“This Doesn’t Belong to Me” presents a cycle of newly commissioned works the artist conceived specifically for the spaces of Palazzo Re Rebaudengo in Guarene (CN). The exhibition explores the concept of self-defence, interpreted as a practice of resistance developed by different social groups and subaltern bodies in order to survive. The image at the core of this cycle of artworks is that of the salamander: since Medieval bestiaries, this amphibian is said to be endowed with venom and able to survive among flames. In the show, the salamander becomes a symbol for counterpower, of both a political and sexual nature, which in performing self-defence rewrites the rules of conflict and connection. Autotomy – or the self-amputation of non-vital body parts, practiced by certain animals as a diversion for their predators – becomes the defensive tactic identified by Lakhrissi to imagine new strategies of urban guerrilla. The exhibition path of “This Doesn’t Belong to Me” begins with a ceiling installation composed of silver chainlets – talismans for protection in everyday life, which are also reminiscent of the instruments of pleasure employed in BDSM practices. The following room portrays a deferred scene, in which the conflict or intercourse has already taken place. The space is populated by a group of five sculptures in the shape of grotesque, out-of-scale salamander tails, which create a dream-like scenery evocatively dominated by the element of fire. The environment suggests a tension between visibility and absence, where the body is assumed as a platform continuously under construction and deconstruction, rather than an inalienable identity structure. In Lakhrissi’s representation, self-defence is a process of disidentification, the “strategy for survival and subversion” mentioned by José Esteban Muñoz.
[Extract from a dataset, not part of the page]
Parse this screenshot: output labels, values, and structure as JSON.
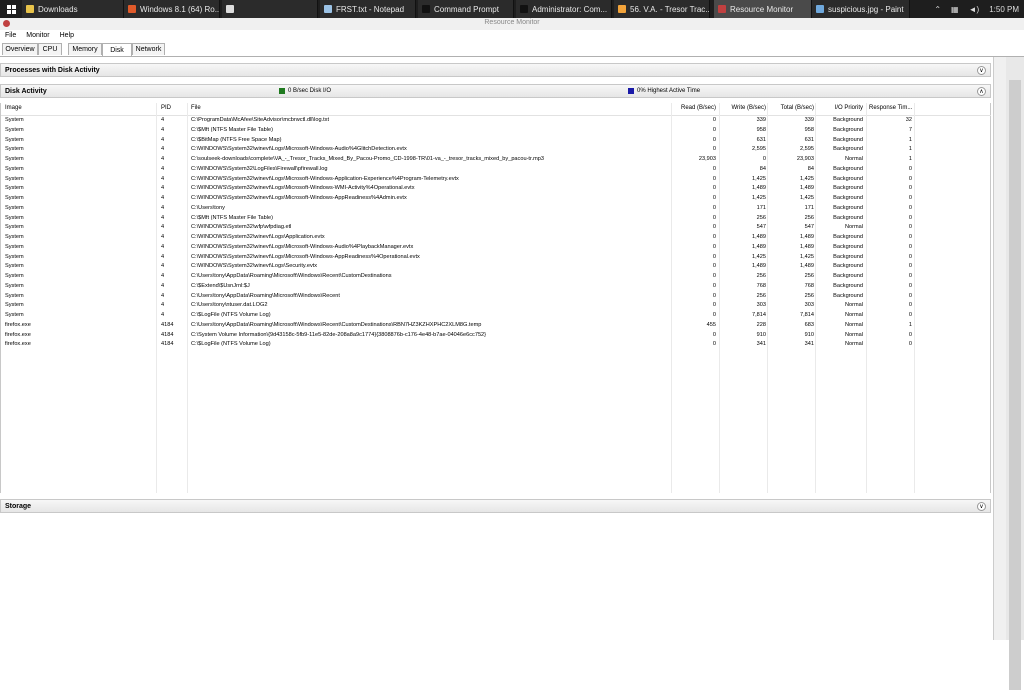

But more than that, it is a counteroffensive action, similar to the one described by Elsa Dorlin in her Se défendre: une philosophie de la violence [Self-defence: A philosophy of violence] (2018): “a different semiology of the militant body, which doesn’t rely on the exemplary nature of its own martyrdom, but rather on the relentless and inevitable nature of its revenge – that doesn’t belong to the metaphysics of purposes, but rather to the immediacy of a strike”.
Images : Domenico Conte